It is a well-built swan of good weight. I took this photo of it. It is in a pen next to a swan that has been by itself for several weeks suffering from bite wounds.

The swan is so much better now. Our vet is very pleased with the improvement to her wounds. We have been cleaning and treating the wound on a daily basis for several weeks.

The wound was very deep. She is very lucky as she was found before much infection had set in.

She has had to be kept undercover and dry while the treatment progressed. This meant she was getting very grubby, but when the vet saw her on Friday, he said she could go out on the little pond as long as the water was clean.

She thoroughly enjoyed her bath and is now white again.

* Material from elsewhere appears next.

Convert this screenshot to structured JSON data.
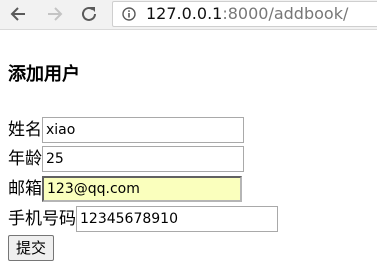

We just have to check the wound a couple of times each week.

When the cygnet came in on Saturday, she went straight back into her undercover pen so that she could sit close to the cygnet.

Swans like having company (with the exception of the one in Berwick at the moment), and it does seem to have bucked her up a bit.

We are giving the big pond a clean tomorrow, then perhaps they can go in that together, although when they are being medicated daily, we do have a problem catching them!